====== Information shown ======
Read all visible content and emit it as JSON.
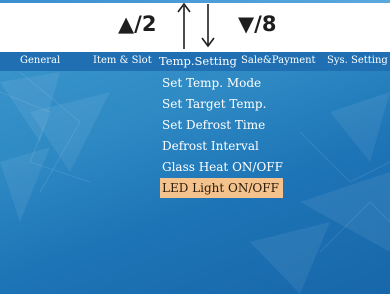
{
  "hints": {
    "up_label": "▲/2",
    "down_label": "▼/8"
  },
  "tabs": [
    {
      "label": "General"
    },
    {
      "label": "Item & Slot"
    },
    {
      "label": "Temp.Setting"
    },
    {
      "label": "Sale&Payment"
    },
    {
      "label": "Sys. Setting"
    }
  ],
  "active_tab": "Temp.Setting",
  "menu": {
    "items": [
      {
        "label": "Set Temp. Mode"
      },
      {
        "label": "Set Target Temp."
      },
      {
        "label": "Set Defrost Time"
      },
      {
        "label": "Defrost Interval"
      },
      {
        "label": "Glass Heat ON/OFF"
      },
      {
        "label": "LED Light ON/OFF"
      }
    ],
    "selected": "LED Light ON/OFF"
  },
  "colors": {
    "screen_background": "#2f8ac4",
    "tab_bar": "#1f6fb2",
    "selection_highlight": "#f4c38d"
  },
  "icons": [
    "arrow-up-icon",
    "arrow-down-icon"
  ]
}
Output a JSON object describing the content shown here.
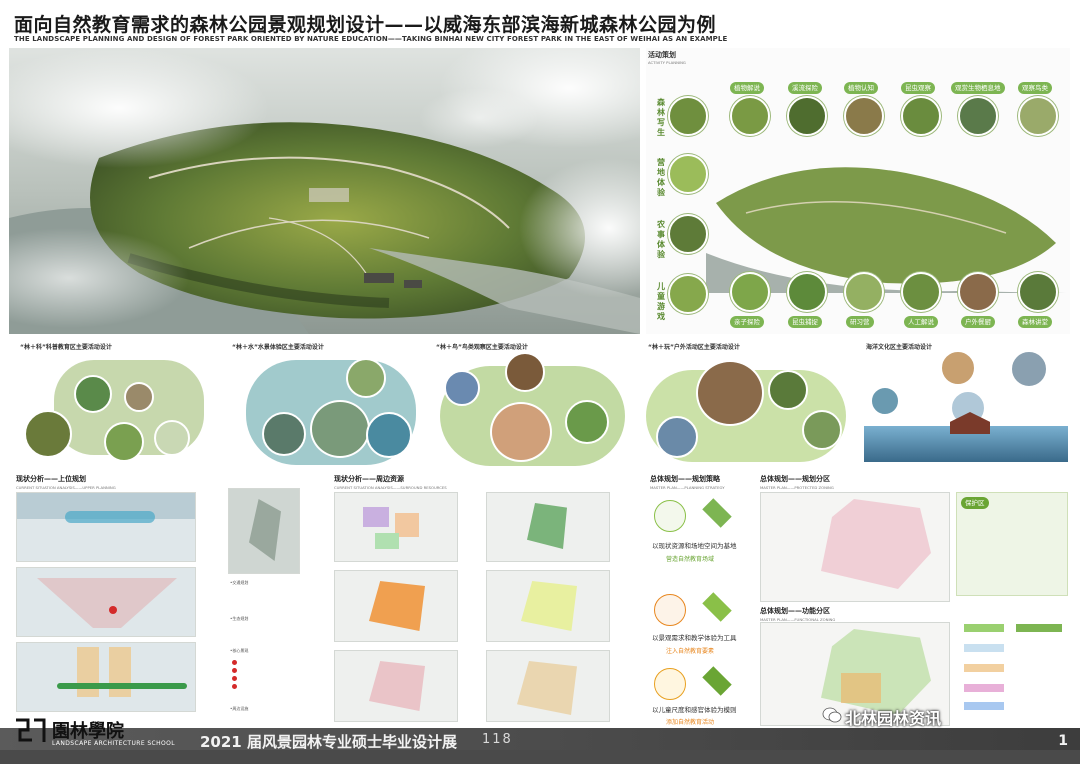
{
  "header": {
    "title_cn": "面向自然教育需求的森林公园景观规划设计——以威海东部滨海新城森林公园为例",
    "title_en": "THE LANDSCAPE PLANNING AND DESIGN OF FOREST PARK ORIENTED BY NATURE EDUCATION——TAKING BINHAI NEW CITY FOREST PARK IN THE EAST OF WEIHAI AS AN EXAMPLE"
  },
  "activity": {
    "title": "活动策划",
    "subtitle": "ACTIVITY PLANNING",
    "left_labels": [
      "森林写生",
      "营地体验",
      "农事体验",
      "儿童游戏"
    ],
    "top_tags": [
      "植物解说",
      "溪流探险",
      "植物认知",
      "昆虫观察",
      "观赏生物栖息地",
      "观察鸟类"
    ],
    "bottom_tags": [
      "亲子探险",
      "昆虫捕捉",
      "研习营",
      "人工解说",
      "户外餐厨",
      "森林讲堂"
    ]
  },
  "panels": {
    "p1": "“林＋科”科普教育区主要活动设计",
    "p2": "“林＋水”水景体验区主要活动设计",
    "p3": "“林＋鸟”鸟类观察区主要活动设计",
    "p4": "“林＋玩”户外活动区主要活动设计",
    "p5": "海洋文化区主要活动设计"
  },
  "analysis": {
    "upper_title": "现状分析——上位规划",
    "upper_sub": "CURRENT SITUATION ANALYSIS——UPPER PLANNING",
    "surround_title": "现状分析——周边资源",
    "surround_sub": "CURRENT SITUATION ANALYSIS——SURROUND RESOURCES",
    "notes": [
      "•交通规划",
      "•生态规划",
      "•核心景观",
      "•周边设施"
    ]
  },
  "strategy": {
    "title": "总体规划——规划策略",
    "sub": "MASTER PLAN——PLANNING STRATEGY",
    "items": [
      {
        "text": "以现状资源和场地空间为基地",
        "accent": "营造自然教育场域"
      },
      {
        "text": "以景观需求和教学体验为工具",
        "accent": "注入自然教育要素"
      },
      {
        "text": "以儿童尺度和感官体验为模则",
        "accent": "添加自然教育活动"
      }
    ]
  },
  "zoning": {
    "protect_title": "总体规划——规划分区",
    "protect_sub": "MASTER PLAN——PROTECTED ZONING",
    "protect_tag": "保护区",
    "func_title": "总体规划——功能分区",
    "func_sub": "MASTER PLAN——FUNCTIONAL ZONING"
  },
  "footer": {
    "logo_cn": "園林學院",
    "logo_en": "LANDSCAPE ARCHITECTURE SCHOOL",
    "exhibit": "2021 届风景园林专业硕士毕业设计展",
    "number": "118",
    "page": "1",
    "watermark": "北林园林资讯"
  },
  "colors": {
    "accent_green": "#7db552",
    "accent_orange": "#e8871f",
    "footer_bg": "#4a4a4a",
    "zone_pink": "#e88aa0"
  }
}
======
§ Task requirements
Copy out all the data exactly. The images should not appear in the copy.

§ Exercise solution
Read all visible content and emit it as JSON.
{
  "hints": {
    "up_label": "▲/2",
    "down_label": "▼/8"
  },
  "tabs": [
    {
      "label": "General"
    },
    {
      "label": "Item & Slot"
    },
    {
      "label": "Temp.Setting"
    },
    {
      "label": "Sale&Payment"
    },
    {
      "label": "Sys. Setting"
    }
  ],
  "active_tab": "Temp.Setting",
  "menu": {
    "items": [
      {
        "label": "Set Temp. Mode"
      },
      {
        "label": "Set Target Temp."
      },
      {
        "label": "Set Defrost Time"
      },
      {
        "label": "Defrost Interval"
      },
      {
        "label": "Glass Heat ON/OFF"
      },
      {
        "label": "LED Light ON/OFF"
      }
    ],
    "selected": "LED Light ON/OFF"
  },
  "colors": {
    "screen_background": "#2f8ac4",
    "tab_bar": "#1f6fb2",
    "selection_highlight": "#f4c38d"
  },
  "icons": [
    "arrow-up-icon",
    "arrow-down-icon"
  ]
}
Output a JSON object describing the content shown here.
{
  "header": {
    "title_cn": "面向自然教育需求的森林公园景观规划设计——以威海东部滨海新城森林公园为例",
    "title_en": "THE LANDSCAPE PLANNING AND DESIGN OF FOREST PARK ORIENTED BY NATURE EDUCATION——TAKING BINHAI NEW CITY FOREST PARK IN THE EAST OF WEIHAI AS AN EXAMPLE"
  },
  "activity": {
    "title": "活动策划",
    "subtitle": "ACTIVITY PLANNING",
    "left_labels": [
      "森林写生",
      "营地体验",
      "农事体验",
      "儿童游戏"
    ],
    "top_tags": [
      "植物解说",
      "溪流探险",
      "植物认知",
      "昆虫观察",
      "观赏生物栖息地",
      "观察鸟类"
    ],
    "bottom_tags": [
      "亲子探险",
      "昆虫捕捉",
      "研习营",
      "人工解说",
      "户外餐厨",
      "森林讲堂"
    ]
  },
  "panels": {
    "p1": "“林＋科”科普教育区主要活动设计",
    "p2": "“林＋水”水景体验区主要活动设计",
    "p3": "“林＋鸟”鸟类观察区主要活动设计",
    "p4": "“林＋玩”户外活动区主要活动设计",
    "p5": "海洋文化区主要活动设计"
  },
  "analysis": {
    "upper_title": "现状分析——上位规划",
    "upper_sub": "CURRENT SITUATION ANALYSIS——UPPER PLANNING",
    "surround_title": "现状分析——周边资源",
    "surround_sub": "CURRENT SITUATION ANALYSIS——SURROUND RESOURCES",
    "notes": [
      "•交通规划",
      "•生态规划",
      "•核心景观",
      "•周边设施"
    ]
  },
  "strategy": {
    "title": "总体规划——规划策略",
    "sub": "MASTER PLAN——PLANNING STRATEGY",
    "items": [
      {
        "text": "以现状资源和场地空间为基地",
        "accent": "营造自然教育场域"
      },
      {
        "text": "以景观需求和教学体验为工具",
        "accent": "注入自然教育要素"
      },
      {
        "text": "以儿童尺度和感官体验为模则",
        "accent": "添加自然教育活动"
      }
    ]
  },
  "zoning": {
    "protect_title": "总体规划——规划分区",
    "protect_sub": "MASTER PLAN——PROTECTED ZONING",
    "protect_tag": "保护区",
    "func_title": "总体规划——功能分区",
    "func_sub": "MASTER PLAN——FUNCTIONAL ZONING"
  },
  "footer": {
    "logo_cn": "園林學院",
    "logo_en": "LANDSCAPE ARCHITECTURE SCHOOL",
    "exhibit": "2021 届风景园林专业硕士毕业设计展",
    "number": "118",
    "page": "1",
    "watermark": "北林园林资讯"
  },
  "colors": {
    "accent_green": "#7db552",
    "accent_orange": "#e8871f",
    "footer_bg": "#4a4a4a",
    "zone_pink": "#e88aa0"
  }
}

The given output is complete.